Still, interesting events such as chemical reactions, protein folding, phase transitions, etc., happen on a time scale that is enormously long for computer simulations.
have been developed to cope with this problem, for example
thermodynamic integration, free energy perturbation,
parallel tempering, Jarzynski's identity-based methods,
steered MD, etc.
In our group we work at improving and extending these techniques in order to make them suitable for studyng realistic processes. In protein folding, protein aggrefgation and protein-protein interaction the number of "interesting" variables that one has to sample and explore is intrinsically very large. This has led to develop a new method, bias-exchange metadynamics, that allows the simultaneous reconstruction of a free energy in several variables.
This approach allows predicting the folded state and the folding time of small proteins (up to 60 amino acids) described with an accurate potential, in which the water is described explicitly (see Foding for more details).
The same approach can be used for studying, also with a very accurate potential, the binding process of drugs to their target protein, predicting with great accuracy the binding affinity (see Docking for more details).

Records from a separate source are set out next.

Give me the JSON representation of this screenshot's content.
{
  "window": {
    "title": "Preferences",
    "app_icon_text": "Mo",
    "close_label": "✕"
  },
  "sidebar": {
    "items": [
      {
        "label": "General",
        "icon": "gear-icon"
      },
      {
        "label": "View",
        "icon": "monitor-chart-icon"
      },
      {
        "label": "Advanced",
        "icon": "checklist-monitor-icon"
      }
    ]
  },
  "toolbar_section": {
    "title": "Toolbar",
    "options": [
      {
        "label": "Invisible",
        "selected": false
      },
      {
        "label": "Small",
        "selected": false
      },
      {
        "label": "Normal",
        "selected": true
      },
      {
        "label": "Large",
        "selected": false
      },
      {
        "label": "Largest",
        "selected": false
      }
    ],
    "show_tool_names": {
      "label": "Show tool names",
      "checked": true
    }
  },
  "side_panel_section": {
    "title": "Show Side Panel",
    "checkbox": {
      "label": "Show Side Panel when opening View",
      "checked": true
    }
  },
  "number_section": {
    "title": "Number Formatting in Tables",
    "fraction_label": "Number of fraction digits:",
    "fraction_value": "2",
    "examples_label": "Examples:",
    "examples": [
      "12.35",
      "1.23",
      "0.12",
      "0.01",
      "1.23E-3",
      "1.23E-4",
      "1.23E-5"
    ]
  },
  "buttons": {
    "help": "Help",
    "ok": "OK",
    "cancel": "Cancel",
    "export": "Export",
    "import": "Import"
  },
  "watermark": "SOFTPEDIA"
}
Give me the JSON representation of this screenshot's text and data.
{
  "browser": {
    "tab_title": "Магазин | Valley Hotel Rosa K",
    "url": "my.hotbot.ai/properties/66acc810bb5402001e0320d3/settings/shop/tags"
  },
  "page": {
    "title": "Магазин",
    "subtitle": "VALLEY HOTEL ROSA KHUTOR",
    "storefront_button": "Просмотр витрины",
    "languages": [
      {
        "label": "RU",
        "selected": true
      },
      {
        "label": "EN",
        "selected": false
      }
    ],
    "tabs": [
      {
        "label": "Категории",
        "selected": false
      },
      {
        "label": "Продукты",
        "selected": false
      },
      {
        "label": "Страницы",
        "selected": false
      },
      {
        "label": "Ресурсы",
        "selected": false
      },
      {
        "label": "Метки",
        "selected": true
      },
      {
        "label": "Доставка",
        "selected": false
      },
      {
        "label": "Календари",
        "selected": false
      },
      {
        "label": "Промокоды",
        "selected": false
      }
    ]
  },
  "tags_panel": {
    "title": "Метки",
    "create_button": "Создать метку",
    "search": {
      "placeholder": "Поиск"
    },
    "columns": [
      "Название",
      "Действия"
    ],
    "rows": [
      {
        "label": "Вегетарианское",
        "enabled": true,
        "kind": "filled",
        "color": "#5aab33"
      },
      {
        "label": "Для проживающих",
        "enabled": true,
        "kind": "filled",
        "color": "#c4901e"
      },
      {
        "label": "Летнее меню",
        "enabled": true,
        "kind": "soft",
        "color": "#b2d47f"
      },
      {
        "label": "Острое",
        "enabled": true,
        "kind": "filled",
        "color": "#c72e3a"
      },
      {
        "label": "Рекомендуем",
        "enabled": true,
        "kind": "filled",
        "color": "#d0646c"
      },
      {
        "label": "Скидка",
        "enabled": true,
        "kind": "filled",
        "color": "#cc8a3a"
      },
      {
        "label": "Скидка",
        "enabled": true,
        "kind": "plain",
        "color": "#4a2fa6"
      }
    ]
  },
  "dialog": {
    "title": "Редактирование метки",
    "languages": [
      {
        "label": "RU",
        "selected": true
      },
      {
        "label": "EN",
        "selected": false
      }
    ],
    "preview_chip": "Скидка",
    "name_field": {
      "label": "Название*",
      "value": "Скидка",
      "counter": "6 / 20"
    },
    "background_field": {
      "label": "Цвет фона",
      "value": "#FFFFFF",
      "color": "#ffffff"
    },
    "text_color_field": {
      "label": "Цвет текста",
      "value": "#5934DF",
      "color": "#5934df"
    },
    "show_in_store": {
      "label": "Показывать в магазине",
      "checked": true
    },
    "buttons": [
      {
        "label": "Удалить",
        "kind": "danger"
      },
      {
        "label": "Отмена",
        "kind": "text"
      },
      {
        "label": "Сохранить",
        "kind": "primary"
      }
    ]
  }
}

We are also working on the development of an approach aimed at designing peptides capable of binding selectively and strongly to a target molecule, for example a drug or another protein, whose concentration has to be detected. In order to design the peptides reliably and efficiently we are developing a novel scoring function, capable of discriminating the correct structure of a protein, and of a protein-protein complex (see Scoring protein structures> for details).